Human beings are gifted with the innate ability to think—to analyze, explore, and attempt to understand our inner worlds. While this ability makes us who we are, and leads to great personal as well as societal advancements, it is possible to overdo it.
When we think too much, one negative effect is that it can overshadow our enjoyment of the present. We get so caught up in the past, future, or alternate present that we forget to live in the here and now. Overthinking can also be so overwhelming that it can stifle our ability to act, or (ironically) to think clearly at all.
If you often lay awake at night dissecting something that you said or did to someone, that someone said or did to you, or any number of “what if” scenarios, chances are you have fallen into a pattern of overthinking. Luckily, as with any habit, it is breakable.
The following are a few ways to stop overthinking and start living:
Immerse yourself in a hobby, craft, or game
When your mind won’t stop churning, it helps greatly to do something to keep it focused and engaged. If you have a favorite hobby, sport, craft, or activity that you like to do, this is the perfect time to do it. Immerse yourself in an activity for an hour, and you may find that your mind has settled.
The best activities for quieting a churning mind are those that engage you both physically and mentally—so watching TV won’t cut it, since it doesn’t really do either.
One of the best ways to bust stress and a raging thought cycle is to do some intense exercise. Bonus points if you can do it outside in the fresh air and sunshine—nature and natural vitamin D can do wonders.
Plus, the exertion and endorphin rush you get from exercise clears your mind, boosts your mood, and can often provide a mental “reset.”
Keep a journal
When you’re in a thought cycle and can’t think your way out (pardon the paradox), it can really help to write out your thoughts on paper. Just let yourself write—don’t worry about making sense. When you’re done, take a five-minute break to walk or just breathe, then read what you’ve written.
You may find the solution clearly in front of you… or you may find the thing you’re overthinking is not worthy of so much worry and thought.
Give yourself time limits
If your overthinking leads you to indecision, it may help to give yourself a certain time in which to make decisions. This may vary depending on the scale of the decision at hand. Huge, life-changing decisions will obviously require more time, while choosing a shirt to wear to work will require less. Decide on a reasonable timeframe that works for you, and stick to it.

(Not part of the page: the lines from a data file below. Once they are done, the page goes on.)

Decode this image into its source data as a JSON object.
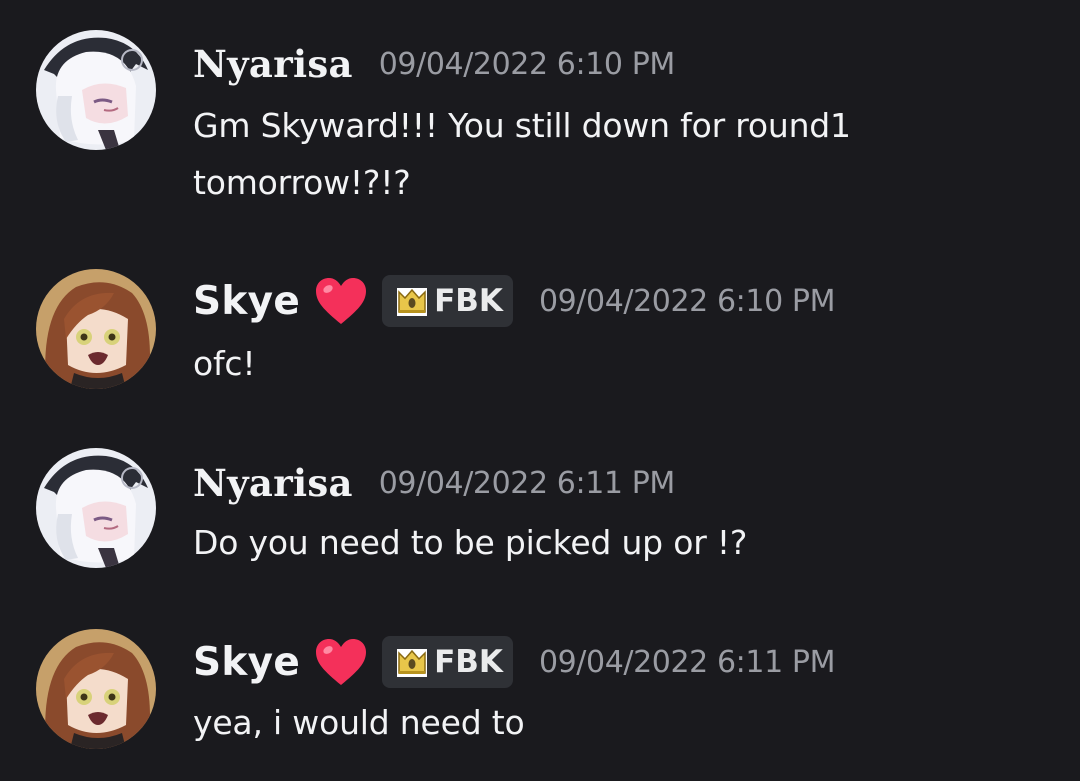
{
  "messages": [
    {
      "author": "Nyarisa",
      "timestamp": "09/04/2022 6:10 PM",
      "text": "Gm Skyward!!! You still down for round1 tomorrow!?!?"
    },
    {
      "author": "Skye",
      "emoji": "heart",
      "tag": "FBK",
      "timestamp": "09/04/2022 6:10 PM",
      "text": "ofc!"
    },
    {
      "author": "Nyarisa",
      "timestamp": "09/04/2022 6:11 PM",
      "text": "Do you need to be picked up or !?"
    },
    {
      "author": "Skye",
      "emoji": "heart",
      "tag": "FBK",
      "timestamp": "09/04/2022 6:11 PM",
      "text": "yea, i would need to"
    }
  ],
  "colors": {
    "background": "#1a1a1e",
    "text": "#f2f3f5",
    "timestamp": "#9a9ca3",
    "tag_bg": "#2f3136",
    "heart": "#f4305a"
  }
}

Meditation is one of the most powerful tools at our disposal for getting back into the present moment. Even five minutes in the morning and five minutes at night can help to stop your thoughts from running wild, and focus your mind on what’s in front of you. For an overthinker, this is especially key.

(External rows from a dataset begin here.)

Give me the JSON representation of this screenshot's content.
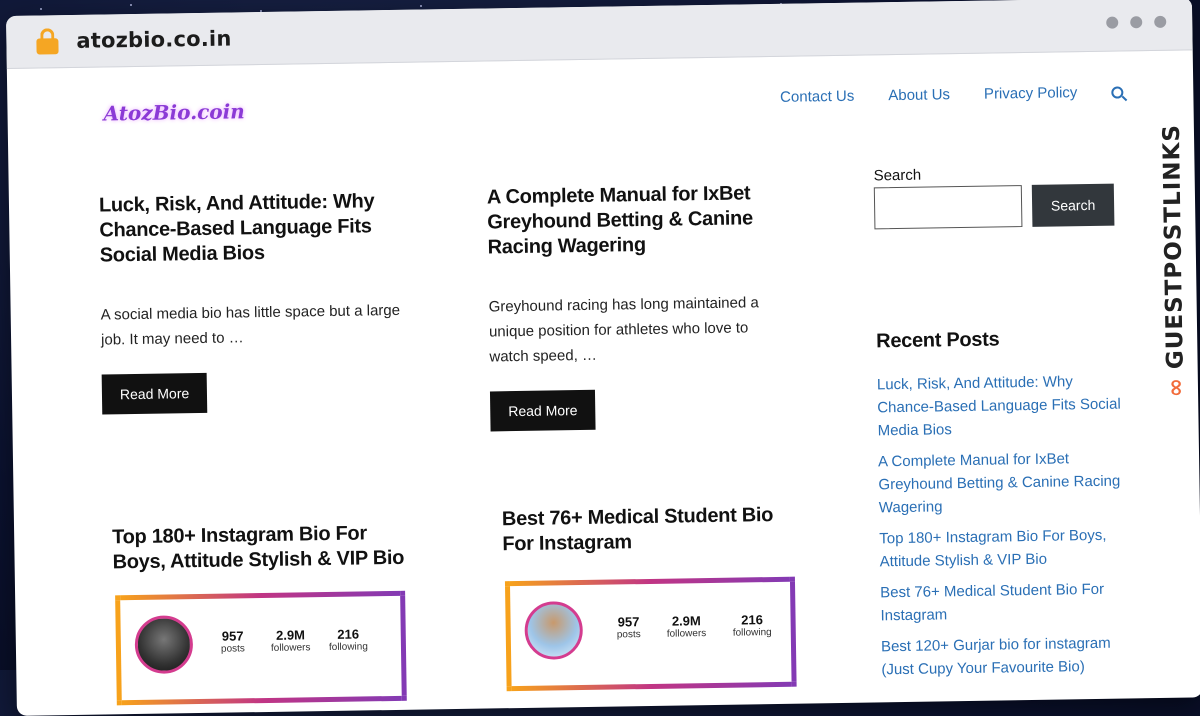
{
  "browser": {
    "url": "atozbio.co.in"
  },
  "site": {
    "logo": "AtozBio.coin",
    "nav": [
      "Contact Us",
      "About Us",
      "Privacy Policy"
    ]
  },
  "posts": [
    {
      "title": "Luck, Risk, And Attitude: Why Chance-Based Language Fits Social Media Bios",
      "excerpt": "A social media bio has little space but a large job. It may need to …",
      "cta": "Read More"
    },
    {
      "title": "A Complete Manual for IxBet Greyhound Betting & Canine Racing Wagering",
      "excerpt": "Greyhound racing has long maintained a unique position for athletes who love to watch speed, …",
      "cta": "Read More"
    },
    {
      "title": "Top 180+ Instagram Bio For Boys, Attitude Stylish & VIP Bio",
      "card": {
        "posts": "957",
        "posts_label": "posts",
        "followers": "2.9M",
        "followers_label": "followers",
        "following": "216",
        "following_label": "following"
      }
    },
    {
      "title": "Best 76+ Medical Student Bio For Instagram",
      "card": {
        "posts": "957",
        "posts_label": "posts",
        "followers": "2.9M",
        "followers_label": "followers",
        "following": "216",
        "following_label": "following"
      }
    }
  ],
  "sidebar": {
    "search_label": "Search",
    "search_button": "Search",
    "recent_title": "Recent Posts",
    "recent": [
      "Luck, Risk, And Attitude: Why Chance-Based Language Fits Social Media Bios",
      "A Complete Manual for IxBet Greyhound Betting & Canine Racing Wagering",
      "Top 180+ Instagram Bio For Boys, Attitude Stylish & VIP Bio",
      "Best 76+ Medical Student Bio For Instagram",
      "Best 120+ Gurjar bio for instagram (Just Cupy Your Favourite Bio)"
    ]
  },
  "watermark": "GUESTPOSTLINKS",
  "colors": {
    "link": "#2a6fb5",
    "button": "#111111",
    "accent": "#f26b3a"
  }
}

On top of these suggestions, remember to simply breathe slowly and deeply. This is one thing we often forget, and it can make a world of difference.
-The Alternative Daily